Cooler, calmer weather is helping firefighters get a handle on battling the largest wildfires burning across California and preventing new blazes from getting out of control.
Temperatures are cooling slightly, and humidity is inching upward due to a weakened high-pressure system that forecasters say will persist through Tuesday.
Though conditions remain far from ideal, they’re an improvement from just a few days ago and a welcome respite from the scorching, high-risk conditions that fueled some of the biggest, most destructive fires in California history.
“We’re fortunate that we don’t have the triple-digit temperatures, we don’t have the single-digit humidity, and we don’t have the howling wind,” said Kathy Hoxsie, a meteorologist with the National Weather Service in Oxnard. “It’s still hot, it’s still dry, the winds aren’t light, but it could be much, much worse.”
Officials said that even small improvements, like temperatures dropping into the normal summer range and humidity climbing out of bone-dry territory, will allow quicker progress on 11 major blazes more than 13,000 firefighters are battling across the state.
“Firefighters are going to take full advantage of this opportunity to get the lines reinforced and build more containments,” said Lynne Tolmachoff, spokeswoman for the California Department of Forestry and Fire Protection.
The favorable turn in the weather also enabled firefighters to quickly contain a new blaze, the Gulch fire in Monterey County, to only 650 acres Saturday, while reaching full containment on the 2,162 acre Nelson fire near Vacaville.
As long as the weather cooperates, fire officials expect to keep ratcheting up their containment levels.
“Because of the weather, we’re in a good place right now,” Tolmachoff said.
To date, the fires have burned more than 695,000 acres, an area more than twice the size of the city of Los Angeles. More than 12,000 residents remain under evacuation orders, fire officials said.
In Southern California, firefighters were making headway on the Holy fire burning in the Cleveland National Forest near Lake Elsinore, raising the fire’s containment to 51% on Sunday. But those efforts could be complicated by the changing weather, which also brought a chance of thunderstorms and wind gusts in Southern California mountain areas Sunday afternoon.
Firefighters also made progress on the Mendocino Complex fire, the largest recorded in California history, which had burned more than 336,000 acres as of Sunday. The blaze, which is made up of the Ranch and River fires, has destroyed 146 homes and is now 70% contained.
In Redding, containment of the 201,680-acre Carr fire increased to 61% on Sunday. That fire has destroyed almost 1,600 structures, including 1,077 homes, and threatened 528 others.
Meanwhile, Yosemite Valley is on schedule to reopen to the public on Tuesday after nearly a three-week closure due to the 96,000-acre Ferguson fire, which was at 83% containment Sunday. The Wawona and Mariposa Grove area of the park is set to open Monday.

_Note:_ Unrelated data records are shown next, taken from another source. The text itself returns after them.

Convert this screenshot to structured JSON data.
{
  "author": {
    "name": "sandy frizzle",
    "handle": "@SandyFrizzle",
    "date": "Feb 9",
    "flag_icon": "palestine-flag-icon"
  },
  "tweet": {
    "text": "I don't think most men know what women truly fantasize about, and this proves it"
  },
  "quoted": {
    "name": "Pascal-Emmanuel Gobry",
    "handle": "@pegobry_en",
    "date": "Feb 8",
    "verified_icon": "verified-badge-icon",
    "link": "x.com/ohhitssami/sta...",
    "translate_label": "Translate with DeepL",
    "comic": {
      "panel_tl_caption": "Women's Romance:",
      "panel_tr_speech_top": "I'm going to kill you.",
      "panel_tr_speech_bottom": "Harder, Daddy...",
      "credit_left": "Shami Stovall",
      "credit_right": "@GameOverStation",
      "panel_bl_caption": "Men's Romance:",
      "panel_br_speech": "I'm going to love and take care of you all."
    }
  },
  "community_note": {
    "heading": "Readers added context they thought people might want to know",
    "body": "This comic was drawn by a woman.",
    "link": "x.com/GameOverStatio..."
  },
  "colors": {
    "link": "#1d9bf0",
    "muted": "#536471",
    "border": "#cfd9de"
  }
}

The break in the weather may be brief. Temperatures are expected heat up again by the end of the week, though forecasters don’t expect conditions as severely hot and dry as in July, when some of state’s largest fires broke out.
That doesn’t mean we’re out of the woods. It’s only August, and extreme heat, strong winds and other fire-stoking conditions are likely to return by September and October, historically the most destructive months in California. Officials said they are bracing for more large wildfires through the fall.
Times staff writer Alene Tchekmedyian contributed to this report.